▶ **EXERCISE BRIEF**:
Go through the data below and return each line where the string "color" appears.

[Dataset rows describing interfaces]
%%

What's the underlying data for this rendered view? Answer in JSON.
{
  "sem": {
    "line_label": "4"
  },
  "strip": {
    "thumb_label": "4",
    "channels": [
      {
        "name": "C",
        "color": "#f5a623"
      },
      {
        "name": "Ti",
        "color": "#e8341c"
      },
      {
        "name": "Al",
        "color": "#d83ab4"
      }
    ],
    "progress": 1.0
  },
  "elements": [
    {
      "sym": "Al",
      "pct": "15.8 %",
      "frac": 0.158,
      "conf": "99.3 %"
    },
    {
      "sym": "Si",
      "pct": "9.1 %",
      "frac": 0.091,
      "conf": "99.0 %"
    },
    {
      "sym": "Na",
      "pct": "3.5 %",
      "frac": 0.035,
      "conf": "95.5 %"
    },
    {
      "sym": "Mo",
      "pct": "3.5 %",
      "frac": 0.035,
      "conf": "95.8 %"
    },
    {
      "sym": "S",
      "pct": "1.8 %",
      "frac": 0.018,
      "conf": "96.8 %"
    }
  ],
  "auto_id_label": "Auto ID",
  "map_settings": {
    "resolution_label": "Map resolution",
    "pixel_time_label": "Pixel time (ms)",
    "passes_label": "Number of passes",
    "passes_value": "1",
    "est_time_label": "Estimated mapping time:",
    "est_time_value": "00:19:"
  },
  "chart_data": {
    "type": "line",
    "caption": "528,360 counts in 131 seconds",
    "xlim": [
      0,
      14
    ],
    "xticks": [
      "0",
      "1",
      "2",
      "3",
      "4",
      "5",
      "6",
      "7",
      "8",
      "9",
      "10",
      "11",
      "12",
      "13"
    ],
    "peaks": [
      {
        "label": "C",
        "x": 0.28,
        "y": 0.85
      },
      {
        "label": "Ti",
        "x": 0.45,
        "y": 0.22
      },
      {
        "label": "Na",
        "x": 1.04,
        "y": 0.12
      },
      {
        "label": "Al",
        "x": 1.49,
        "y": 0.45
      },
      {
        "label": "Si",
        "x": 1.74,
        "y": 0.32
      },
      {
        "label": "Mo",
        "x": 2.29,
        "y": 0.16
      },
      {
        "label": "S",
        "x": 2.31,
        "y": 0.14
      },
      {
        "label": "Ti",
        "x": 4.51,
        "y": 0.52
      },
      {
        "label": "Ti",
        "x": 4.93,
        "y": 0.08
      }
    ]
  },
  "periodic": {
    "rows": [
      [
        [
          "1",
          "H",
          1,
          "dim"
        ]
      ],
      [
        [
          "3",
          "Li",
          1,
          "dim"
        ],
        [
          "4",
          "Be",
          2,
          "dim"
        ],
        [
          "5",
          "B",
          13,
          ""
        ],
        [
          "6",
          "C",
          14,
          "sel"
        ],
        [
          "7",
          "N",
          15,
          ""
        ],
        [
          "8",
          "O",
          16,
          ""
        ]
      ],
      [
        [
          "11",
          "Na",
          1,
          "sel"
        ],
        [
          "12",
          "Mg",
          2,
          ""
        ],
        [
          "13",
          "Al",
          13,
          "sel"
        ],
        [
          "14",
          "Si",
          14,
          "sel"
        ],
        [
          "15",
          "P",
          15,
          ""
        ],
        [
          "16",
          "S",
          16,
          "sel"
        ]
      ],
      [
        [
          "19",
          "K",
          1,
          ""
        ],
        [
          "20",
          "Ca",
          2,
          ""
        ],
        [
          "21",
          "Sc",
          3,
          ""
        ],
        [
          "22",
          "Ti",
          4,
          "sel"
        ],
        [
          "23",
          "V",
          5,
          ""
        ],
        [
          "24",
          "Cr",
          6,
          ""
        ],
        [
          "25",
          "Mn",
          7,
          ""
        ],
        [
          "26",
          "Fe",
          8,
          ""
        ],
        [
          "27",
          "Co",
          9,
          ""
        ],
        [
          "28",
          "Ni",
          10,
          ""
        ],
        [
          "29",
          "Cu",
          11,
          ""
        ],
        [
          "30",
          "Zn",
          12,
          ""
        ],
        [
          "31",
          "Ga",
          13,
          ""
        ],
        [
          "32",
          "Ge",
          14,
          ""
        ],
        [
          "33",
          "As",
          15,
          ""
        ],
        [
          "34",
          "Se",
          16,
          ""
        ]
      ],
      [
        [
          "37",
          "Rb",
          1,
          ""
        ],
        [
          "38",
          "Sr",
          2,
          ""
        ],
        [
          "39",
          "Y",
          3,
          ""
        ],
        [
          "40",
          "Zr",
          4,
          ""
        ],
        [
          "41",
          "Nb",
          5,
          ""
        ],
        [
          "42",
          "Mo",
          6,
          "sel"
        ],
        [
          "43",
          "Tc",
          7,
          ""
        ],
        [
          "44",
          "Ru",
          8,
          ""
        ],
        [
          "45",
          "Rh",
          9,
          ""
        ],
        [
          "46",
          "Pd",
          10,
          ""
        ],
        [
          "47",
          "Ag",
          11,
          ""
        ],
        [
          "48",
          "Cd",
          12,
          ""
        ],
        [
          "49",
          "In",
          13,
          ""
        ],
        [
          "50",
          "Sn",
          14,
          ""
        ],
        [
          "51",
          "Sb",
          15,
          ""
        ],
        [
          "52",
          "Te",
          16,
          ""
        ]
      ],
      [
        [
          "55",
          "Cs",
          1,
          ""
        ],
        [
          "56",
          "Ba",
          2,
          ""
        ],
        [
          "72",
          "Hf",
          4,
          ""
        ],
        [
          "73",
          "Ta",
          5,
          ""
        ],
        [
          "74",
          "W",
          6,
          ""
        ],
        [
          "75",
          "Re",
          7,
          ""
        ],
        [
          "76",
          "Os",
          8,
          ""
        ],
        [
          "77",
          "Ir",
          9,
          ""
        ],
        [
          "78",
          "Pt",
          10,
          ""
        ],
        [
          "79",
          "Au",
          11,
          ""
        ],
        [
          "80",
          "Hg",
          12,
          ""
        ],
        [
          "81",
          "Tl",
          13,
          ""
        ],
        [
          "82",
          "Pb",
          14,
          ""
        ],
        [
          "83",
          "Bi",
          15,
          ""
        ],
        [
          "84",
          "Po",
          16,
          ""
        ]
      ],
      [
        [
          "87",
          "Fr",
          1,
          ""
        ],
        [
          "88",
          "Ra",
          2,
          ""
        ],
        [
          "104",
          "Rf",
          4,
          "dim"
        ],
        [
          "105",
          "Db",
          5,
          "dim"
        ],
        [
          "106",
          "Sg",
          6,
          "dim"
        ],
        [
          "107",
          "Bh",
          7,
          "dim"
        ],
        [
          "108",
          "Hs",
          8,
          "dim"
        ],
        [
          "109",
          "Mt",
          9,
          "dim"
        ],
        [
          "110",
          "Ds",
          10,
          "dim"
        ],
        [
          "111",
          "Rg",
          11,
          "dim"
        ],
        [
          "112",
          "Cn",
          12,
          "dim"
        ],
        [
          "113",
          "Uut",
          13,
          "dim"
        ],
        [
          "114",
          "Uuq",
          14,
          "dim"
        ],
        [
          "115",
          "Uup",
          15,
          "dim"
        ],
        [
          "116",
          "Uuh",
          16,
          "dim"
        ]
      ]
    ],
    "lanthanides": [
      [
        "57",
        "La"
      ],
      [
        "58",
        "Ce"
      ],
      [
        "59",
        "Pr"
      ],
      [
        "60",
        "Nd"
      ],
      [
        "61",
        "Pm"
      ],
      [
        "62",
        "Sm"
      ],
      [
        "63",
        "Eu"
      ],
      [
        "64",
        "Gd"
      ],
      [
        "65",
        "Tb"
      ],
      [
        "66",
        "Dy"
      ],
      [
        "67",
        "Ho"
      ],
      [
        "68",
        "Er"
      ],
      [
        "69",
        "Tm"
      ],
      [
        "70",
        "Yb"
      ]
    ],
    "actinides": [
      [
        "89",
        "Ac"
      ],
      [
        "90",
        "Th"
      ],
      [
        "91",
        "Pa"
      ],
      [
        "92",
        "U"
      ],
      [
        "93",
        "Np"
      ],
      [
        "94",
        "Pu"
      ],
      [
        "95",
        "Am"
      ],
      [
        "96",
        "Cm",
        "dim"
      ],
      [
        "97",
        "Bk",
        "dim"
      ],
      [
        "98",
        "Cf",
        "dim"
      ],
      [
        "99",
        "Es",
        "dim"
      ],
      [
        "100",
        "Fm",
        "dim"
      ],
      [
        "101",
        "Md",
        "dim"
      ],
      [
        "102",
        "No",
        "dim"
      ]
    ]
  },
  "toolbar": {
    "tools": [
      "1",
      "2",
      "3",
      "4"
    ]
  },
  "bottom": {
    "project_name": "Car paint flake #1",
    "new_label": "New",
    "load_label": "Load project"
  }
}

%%

▶ **RESPONSE AREA**:
        "color": "#f5a623"
        "color": "#e8341c"
        "color": "#d83ab4"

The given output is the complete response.